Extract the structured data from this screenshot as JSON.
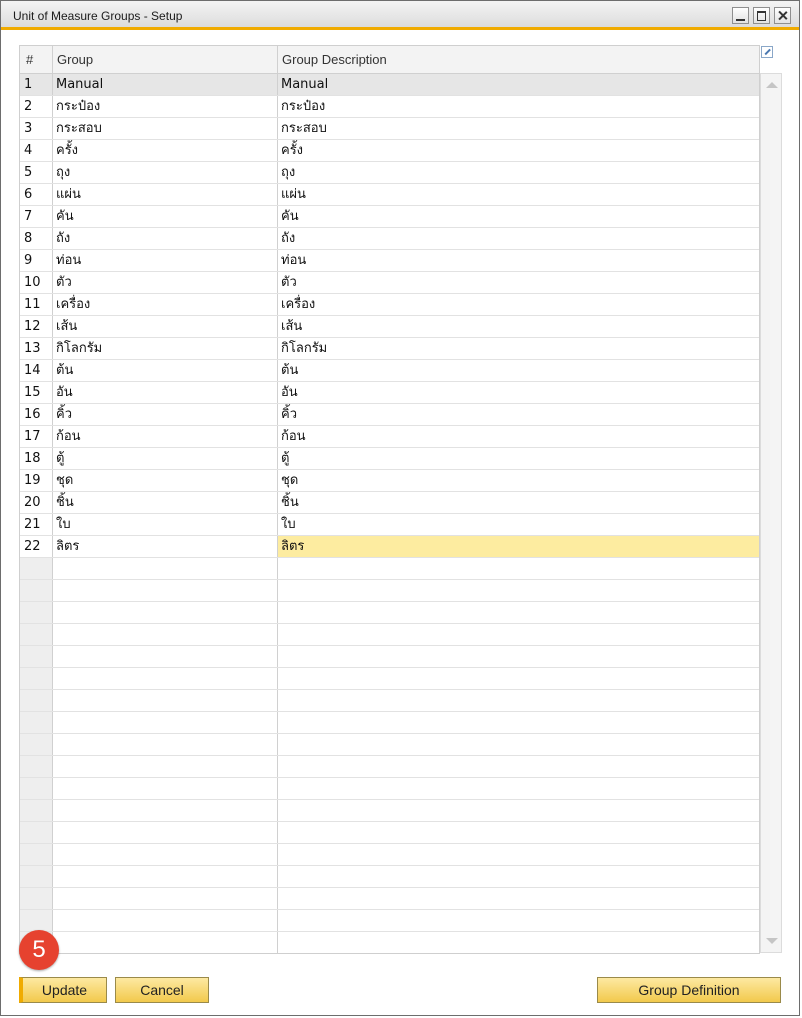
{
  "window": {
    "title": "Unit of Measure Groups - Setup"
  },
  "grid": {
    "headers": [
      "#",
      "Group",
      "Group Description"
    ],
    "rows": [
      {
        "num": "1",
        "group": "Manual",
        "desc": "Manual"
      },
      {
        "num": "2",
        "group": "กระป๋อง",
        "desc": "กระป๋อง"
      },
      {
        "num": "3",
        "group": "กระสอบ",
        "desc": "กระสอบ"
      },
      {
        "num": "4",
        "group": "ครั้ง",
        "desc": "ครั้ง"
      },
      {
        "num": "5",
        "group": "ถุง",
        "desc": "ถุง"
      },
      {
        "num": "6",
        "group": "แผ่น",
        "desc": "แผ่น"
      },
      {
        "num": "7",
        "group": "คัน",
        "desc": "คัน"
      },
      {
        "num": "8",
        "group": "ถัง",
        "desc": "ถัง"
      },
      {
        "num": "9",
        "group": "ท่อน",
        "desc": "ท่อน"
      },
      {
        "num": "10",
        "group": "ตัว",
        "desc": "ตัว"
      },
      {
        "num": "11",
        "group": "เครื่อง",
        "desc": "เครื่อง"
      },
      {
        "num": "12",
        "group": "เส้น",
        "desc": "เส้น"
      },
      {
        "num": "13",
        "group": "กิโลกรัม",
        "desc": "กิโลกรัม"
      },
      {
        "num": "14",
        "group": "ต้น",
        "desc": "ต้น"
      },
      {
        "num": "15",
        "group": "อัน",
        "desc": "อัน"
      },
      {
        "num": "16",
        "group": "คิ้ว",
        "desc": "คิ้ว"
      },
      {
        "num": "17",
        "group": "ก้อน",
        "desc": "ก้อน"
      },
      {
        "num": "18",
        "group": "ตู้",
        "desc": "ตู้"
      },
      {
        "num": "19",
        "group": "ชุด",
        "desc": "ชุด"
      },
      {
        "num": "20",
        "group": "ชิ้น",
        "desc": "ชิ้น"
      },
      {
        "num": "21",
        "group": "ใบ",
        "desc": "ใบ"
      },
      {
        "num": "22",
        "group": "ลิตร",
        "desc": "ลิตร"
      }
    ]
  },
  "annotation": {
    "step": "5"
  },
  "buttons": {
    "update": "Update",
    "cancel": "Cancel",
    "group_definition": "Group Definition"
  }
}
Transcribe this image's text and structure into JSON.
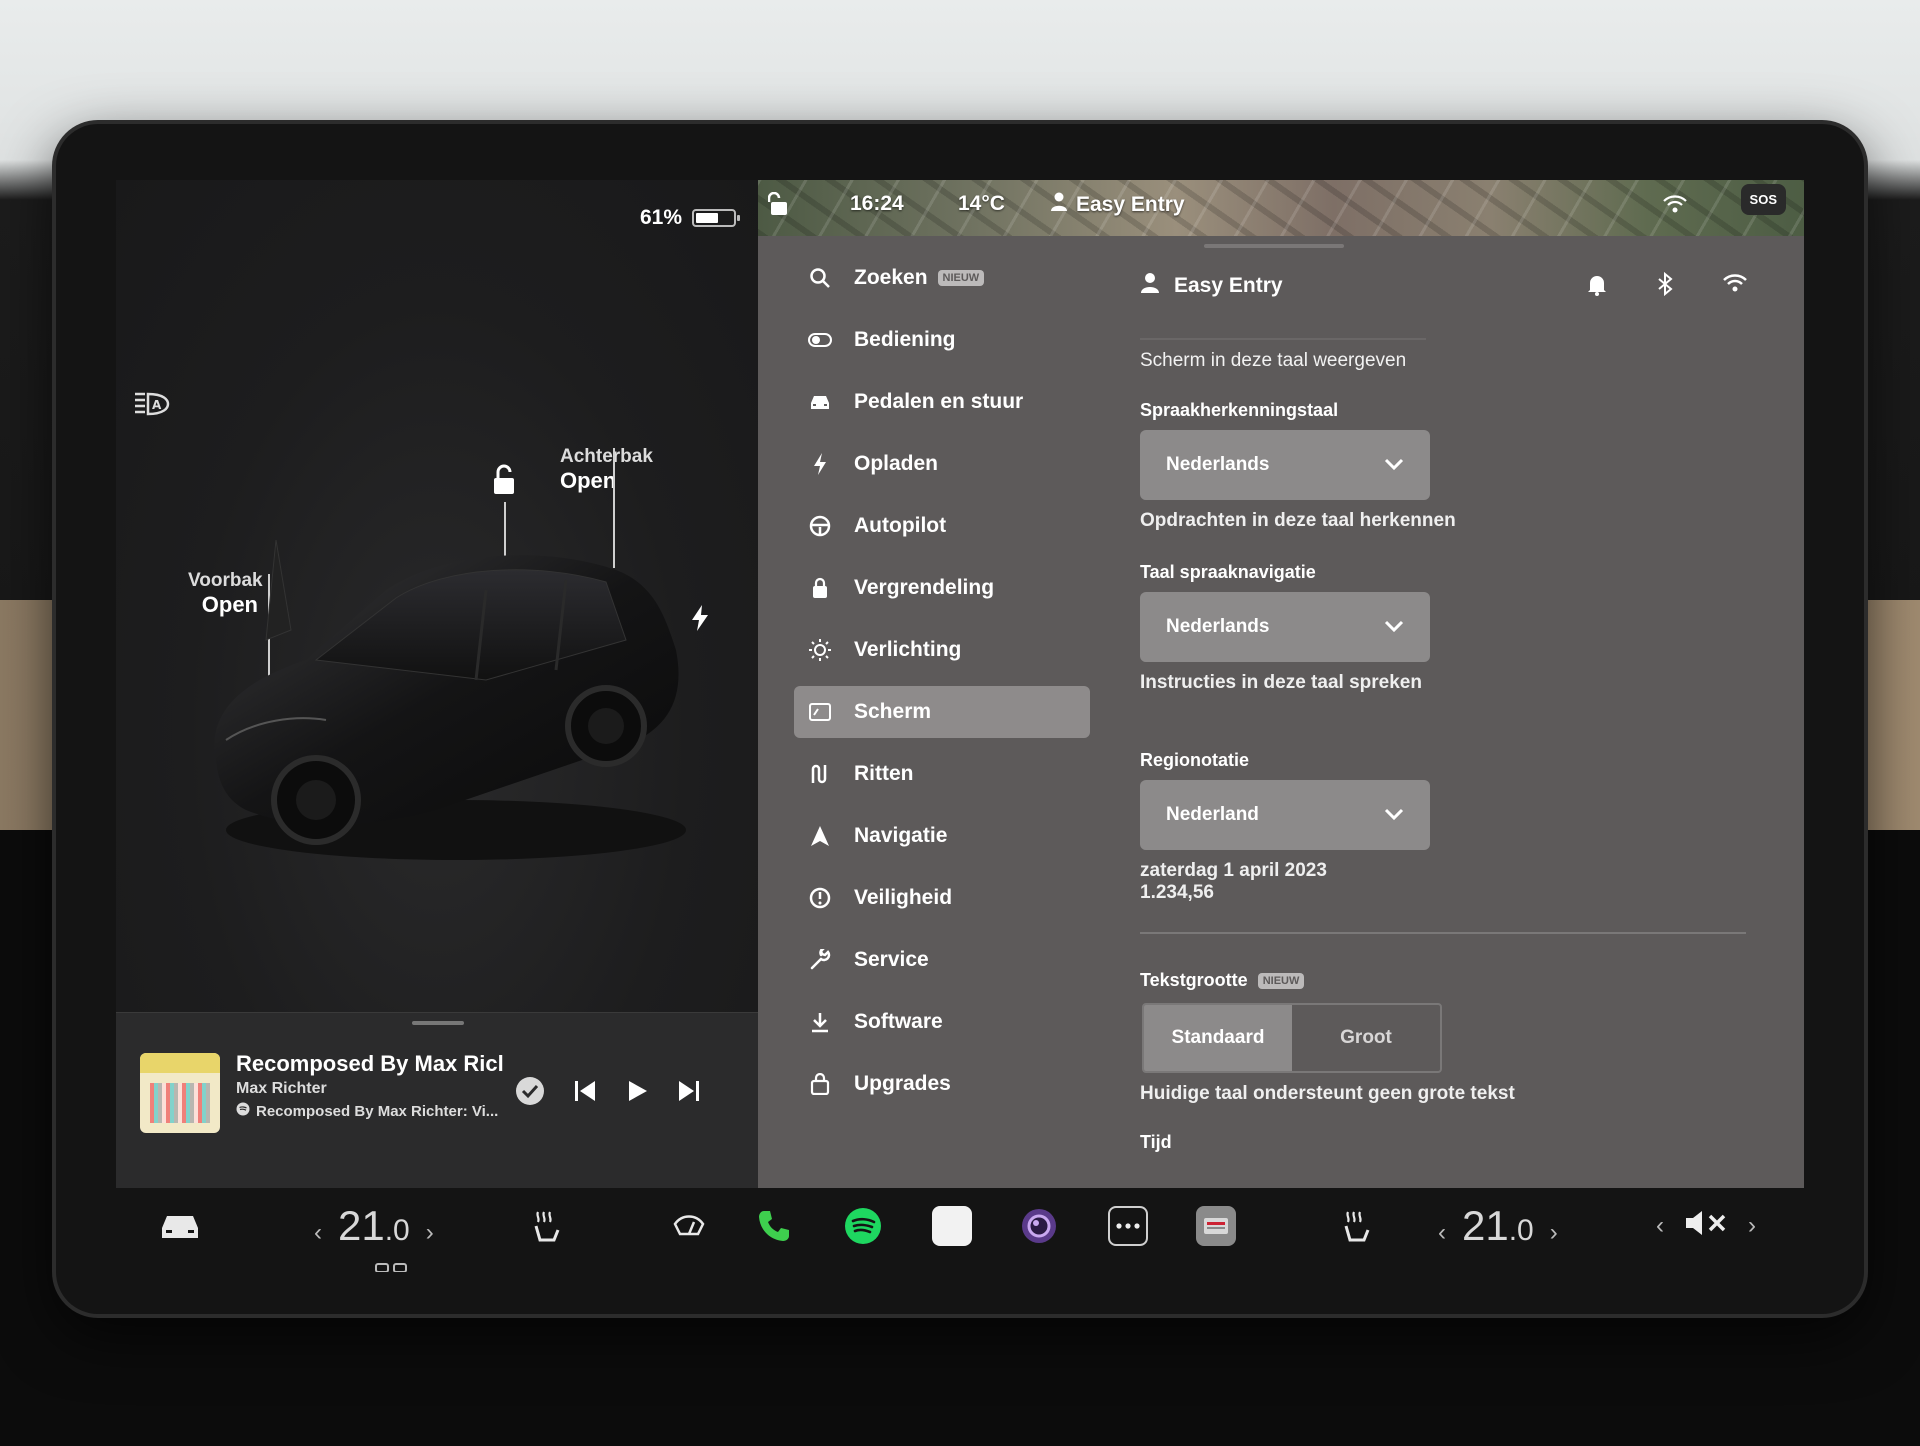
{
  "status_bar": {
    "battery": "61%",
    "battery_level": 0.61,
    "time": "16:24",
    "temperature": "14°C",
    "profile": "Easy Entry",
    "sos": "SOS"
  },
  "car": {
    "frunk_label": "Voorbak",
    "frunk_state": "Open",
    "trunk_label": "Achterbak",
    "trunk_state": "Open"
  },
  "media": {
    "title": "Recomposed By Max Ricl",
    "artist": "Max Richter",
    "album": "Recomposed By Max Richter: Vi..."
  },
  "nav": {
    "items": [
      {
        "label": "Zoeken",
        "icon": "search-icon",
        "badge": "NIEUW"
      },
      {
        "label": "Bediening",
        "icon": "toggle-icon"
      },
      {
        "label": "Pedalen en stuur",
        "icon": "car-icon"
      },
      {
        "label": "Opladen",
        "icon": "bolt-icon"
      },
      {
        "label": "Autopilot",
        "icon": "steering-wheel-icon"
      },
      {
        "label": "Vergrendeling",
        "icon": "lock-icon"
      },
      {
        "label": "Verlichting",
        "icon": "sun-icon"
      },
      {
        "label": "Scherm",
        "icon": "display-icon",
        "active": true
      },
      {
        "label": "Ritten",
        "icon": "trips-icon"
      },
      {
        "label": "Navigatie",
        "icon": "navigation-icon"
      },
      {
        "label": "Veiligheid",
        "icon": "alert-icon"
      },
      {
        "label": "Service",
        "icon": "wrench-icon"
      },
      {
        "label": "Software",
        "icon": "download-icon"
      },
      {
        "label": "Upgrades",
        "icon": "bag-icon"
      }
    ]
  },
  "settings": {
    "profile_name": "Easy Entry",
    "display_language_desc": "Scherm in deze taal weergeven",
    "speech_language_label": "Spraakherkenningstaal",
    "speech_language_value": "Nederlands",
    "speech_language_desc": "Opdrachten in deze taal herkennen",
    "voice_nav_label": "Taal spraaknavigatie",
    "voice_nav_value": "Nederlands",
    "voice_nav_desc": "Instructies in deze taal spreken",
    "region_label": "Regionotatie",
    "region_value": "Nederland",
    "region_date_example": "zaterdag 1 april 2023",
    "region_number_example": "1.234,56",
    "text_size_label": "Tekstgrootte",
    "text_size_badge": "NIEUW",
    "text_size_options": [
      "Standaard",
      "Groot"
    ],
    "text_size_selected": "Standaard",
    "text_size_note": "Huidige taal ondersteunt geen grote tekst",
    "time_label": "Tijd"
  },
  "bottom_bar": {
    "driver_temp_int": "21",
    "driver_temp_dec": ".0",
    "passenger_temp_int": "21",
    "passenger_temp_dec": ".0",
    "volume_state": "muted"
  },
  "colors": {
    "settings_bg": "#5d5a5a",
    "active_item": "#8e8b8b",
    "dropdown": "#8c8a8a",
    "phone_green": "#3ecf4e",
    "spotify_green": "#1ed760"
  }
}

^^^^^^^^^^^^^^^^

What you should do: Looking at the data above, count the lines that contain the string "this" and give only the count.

Expected answer: 2